** Opening Extracted entries block **

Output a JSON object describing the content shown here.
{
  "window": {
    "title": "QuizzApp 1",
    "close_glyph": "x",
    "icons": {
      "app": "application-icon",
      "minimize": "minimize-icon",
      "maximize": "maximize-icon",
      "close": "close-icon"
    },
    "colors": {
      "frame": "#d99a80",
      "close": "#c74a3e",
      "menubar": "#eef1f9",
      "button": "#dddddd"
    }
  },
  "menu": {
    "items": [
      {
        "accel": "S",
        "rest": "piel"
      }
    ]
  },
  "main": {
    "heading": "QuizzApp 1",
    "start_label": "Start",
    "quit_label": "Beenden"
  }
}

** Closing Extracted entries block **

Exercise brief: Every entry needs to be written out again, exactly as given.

Exercise result:
Output a JSON object describing the content shown here.
{
  "window": {
    "title": "QuizzApp 1",
    "close_glyph": "x",
    "icons": {
      "app": "application-icon",
      "minimize": "minimize-icon",
      "maximize": "maximize-icon",
      "close": "close-icon"
    },
    "colors": {
      "frame": "#d99a80",
      "close": "#c74a3e",
      "menubar": "#eef1f9",
      "button": "#dddddd"
    }
  },
  "menu": {
    "items": [
      {
        "accel": "S",
        "rest": "piel"
      }
    ]
  },
  "main": {
    "heading": "QuizzApp 1",
    "start_label": "Start",
    "quit_label": "Beenden"
  }
}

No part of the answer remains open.